Hayv Kahraman: Re-weaving Migrant Inscriptions
Jack Shainman Gallery
26 October - 20 December 2017
Review by Torey Akers
Throughout the 19th century, European painters (the male, moneyed ones, at least) were encouraged to embark on ‘grand tours’ of the Middle East, a supremacist-flavored tradition that spawned Orientalism, the lush, highly fetishized genre oft-championed by Western art historians. Certain tropes reigned, real-life cultural customs notwithstanding – the bustling marketplace, the sultan in repose, and, of course, the harem, typified by languid configurations of naked, nubile beauties lounging in bathhouses. So insatiable proved the imperialist appetite for these images that authenticity became something of a non-starter; Ingres famously completed his most renowned Orientalist work, Une Odalisque, in the comfort of his Naples studio. These tandem colonialist legacies of violence and reductive misrepresentation persist today; Westerners routinely romanticize the other, but punish any perceived “immutable cultural essences”, to borrow Said’s parlance, that might upset our worldview. Counter-narratives continue to be necessary, and Baghdad-born artist Hayv Kahraman’s body of work confronts the Eurocentric gaze with its own thwarted desires, addressing long-entrenched geopolitics through bait-and-switch seduction and personal anecdote.

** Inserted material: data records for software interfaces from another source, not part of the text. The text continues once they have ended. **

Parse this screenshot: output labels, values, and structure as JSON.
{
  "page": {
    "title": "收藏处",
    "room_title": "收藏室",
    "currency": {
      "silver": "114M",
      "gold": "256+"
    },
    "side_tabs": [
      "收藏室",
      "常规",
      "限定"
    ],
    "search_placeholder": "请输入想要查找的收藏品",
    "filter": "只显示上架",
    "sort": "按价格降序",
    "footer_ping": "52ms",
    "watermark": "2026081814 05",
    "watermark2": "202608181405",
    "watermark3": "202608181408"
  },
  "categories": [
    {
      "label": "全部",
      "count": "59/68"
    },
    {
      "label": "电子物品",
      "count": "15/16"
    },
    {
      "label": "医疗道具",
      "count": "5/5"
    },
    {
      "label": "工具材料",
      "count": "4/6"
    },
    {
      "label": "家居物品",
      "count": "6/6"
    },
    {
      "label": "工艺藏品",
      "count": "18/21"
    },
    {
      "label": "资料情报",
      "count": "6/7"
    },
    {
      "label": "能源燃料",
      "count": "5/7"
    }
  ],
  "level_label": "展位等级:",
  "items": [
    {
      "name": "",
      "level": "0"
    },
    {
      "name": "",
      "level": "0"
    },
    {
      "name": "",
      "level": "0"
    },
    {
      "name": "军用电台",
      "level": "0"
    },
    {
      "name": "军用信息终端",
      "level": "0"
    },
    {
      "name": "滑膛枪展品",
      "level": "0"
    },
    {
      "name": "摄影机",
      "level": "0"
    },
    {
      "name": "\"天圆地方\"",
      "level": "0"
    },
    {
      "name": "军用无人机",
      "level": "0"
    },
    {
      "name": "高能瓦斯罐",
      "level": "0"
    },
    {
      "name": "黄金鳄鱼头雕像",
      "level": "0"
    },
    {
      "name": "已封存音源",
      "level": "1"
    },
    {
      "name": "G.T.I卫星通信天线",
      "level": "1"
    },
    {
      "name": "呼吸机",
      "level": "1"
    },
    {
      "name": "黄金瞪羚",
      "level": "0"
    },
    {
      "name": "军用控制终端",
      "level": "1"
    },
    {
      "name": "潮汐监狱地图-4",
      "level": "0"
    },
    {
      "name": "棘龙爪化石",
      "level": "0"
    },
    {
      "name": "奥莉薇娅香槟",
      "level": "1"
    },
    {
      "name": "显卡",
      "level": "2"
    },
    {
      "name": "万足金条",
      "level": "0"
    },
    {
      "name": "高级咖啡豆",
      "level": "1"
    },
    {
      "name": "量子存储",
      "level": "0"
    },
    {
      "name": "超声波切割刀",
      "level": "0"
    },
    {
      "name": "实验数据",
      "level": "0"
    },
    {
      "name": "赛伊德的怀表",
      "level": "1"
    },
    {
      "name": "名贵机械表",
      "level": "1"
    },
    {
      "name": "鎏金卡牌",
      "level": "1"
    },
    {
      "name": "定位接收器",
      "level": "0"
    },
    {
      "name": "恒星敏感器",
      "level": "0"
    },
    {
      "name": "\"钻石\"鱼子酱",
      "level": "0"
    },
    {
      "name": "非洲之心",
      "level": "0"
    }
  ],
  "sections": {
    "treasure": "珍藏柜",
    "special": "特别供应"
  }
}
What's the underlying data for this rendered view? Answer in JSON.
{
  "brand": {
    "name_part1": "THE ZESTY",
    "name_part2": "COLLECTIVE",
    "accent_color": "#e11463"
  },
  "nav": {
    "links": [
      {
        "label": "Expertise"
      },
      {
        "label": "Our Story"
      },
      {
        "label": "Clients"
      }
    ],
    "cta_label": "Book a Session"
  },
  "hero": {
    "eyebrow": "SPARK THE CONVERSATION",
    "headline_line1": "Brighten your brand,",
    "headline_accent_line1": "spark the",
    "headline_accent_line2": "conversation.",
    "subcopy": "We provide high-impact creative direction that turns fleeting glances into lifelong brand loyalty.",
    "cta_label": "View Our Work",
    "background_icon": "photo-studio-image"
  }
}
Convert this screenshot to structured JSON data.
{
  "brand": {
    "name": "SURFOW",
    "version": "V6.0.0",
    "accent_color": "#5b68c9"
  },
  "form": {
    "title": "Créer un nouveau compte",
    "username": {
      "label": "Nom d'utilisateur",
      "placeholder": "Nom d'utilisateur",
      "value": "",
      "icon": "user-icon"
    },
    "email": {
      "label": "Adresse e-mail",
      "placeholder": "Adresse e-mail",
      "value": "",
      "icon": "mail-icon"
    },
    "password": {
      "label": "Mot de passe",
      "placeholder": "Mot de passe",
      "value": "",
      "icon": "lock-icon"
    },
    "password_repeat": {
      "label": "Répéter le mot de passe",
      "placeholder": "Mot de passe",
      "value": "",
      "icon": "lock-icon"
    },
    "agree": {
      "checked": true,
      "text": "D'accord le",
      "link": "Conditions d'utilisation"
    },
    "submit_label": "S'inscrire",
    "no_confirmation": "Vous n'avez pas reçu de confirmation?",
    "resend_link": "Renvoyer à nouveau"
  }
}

Kahraman’s excellent solo exhibition at Jack Shainman, entitled Re-weaving Migrant Inscriptions, centres on the Iraqi mahaffa, a hand-held fan woven from palm leaves, one of the few non-essential objects her family brought along on their journey as refugees to Sweden. At once a cultural touchstone and emotional reliquary, this tactile symbol of home in all its kaleidoscopic meaning haunts her subjects - wraith-like women rendered in the style of Persian miniatures. Her material treatment of these characters is important – pale, nude bodies and homogeneous features contextualize them in the annals of visual history, but while their faces look opaque, their bodies, suspended in the negative space of raw linen, feel ghostly, merely outlining the promise of a form. As such, the front room of the gallery greets the viewer with a bang.
‘Mnemonic Artifact 2’ (2017), a large painting depicting thirteen women in portrait proportions, serves as the show’s thematic heartbeat. Each figure boasts the same design, but all remain eerily distinct from one another in a move towards fragile, unexpected subjectivity. Our fantasies of the exotic other, the salacious harem, seem to shatter all at once. Kahraman has woven three horizontal tracts of palm across her subjects’ faces, simultaneously erasing and underscoring their identities. This emphasis on thing-ness, on element, posits the artist’s weaving as a disruption rather than a cumulative act of making. Painter and pillager, oppressor and oppressed, Kahraman seems to court the dichotomous echoes of her practice with relish, lulling her audience into a comfortable drone before hard truths take hold.
‘Strip 1’ (2017), a smaller painting on a perpendicular wall, features the shredded remnants of Kahraman’s signature female icon. This intervention results in a literal abstraction of violence, reducing the image to caricatured memory. Is that her version of the Western gaze? Maybe, but she’s not letting us off that easily. In the next room, the show’s crown jewel, a large piece tellingly entitled ‘Targets’ (2017), depicts five women walking in single file, all peering pensively in different directions. Their patterned shawls barely hide their uniform, nude bodies. An aimless sense of melancholy permeates. Kahraman expertly employs references to Japanese woodcuts of geishas and mythological paintings from the Italian Renaissance, but these stock familiarities only bolster the work’s inescapable weirdness. Even Kahraman’s antiquity-inspired autograph looks more like a smear of fresh blood as it hovers in the painting’s upper right-hand corner. As in every other piece in this collection, Kahraman’s women float, suspended in a timeless vacuum only trauma can beget. They might be silent and decoratively sutured, but their stories scream forth from the canvas. They won’t be mired. Still, something has been lost, and visitors to this exhibition are indirectly implicated in that seizure. It’s heavy stuff, but Kahraman’s elegant hand ushers us tactfully to empathy, subverting Orientalist wonder through a new architecture of awe.
Triumphs like the alarmingly frontal solo portrait ‘Mahaffa I’ (2017) and the dream-like ‘Mnemonic Artifact 2’ (2017) balance out more extraneous additions – two heavily remixed close-ups of lips woven in vellum feel a bit disparate, and a large horizontal pedestal sporting four sheets of the artist’s writing alongside an unraveled mahaffa fall just shy of visual coherence. Regardless, Kahraman’s work is gorgeous and brave, provided a much-needed artistic voice that is far too often tokenized or ignored.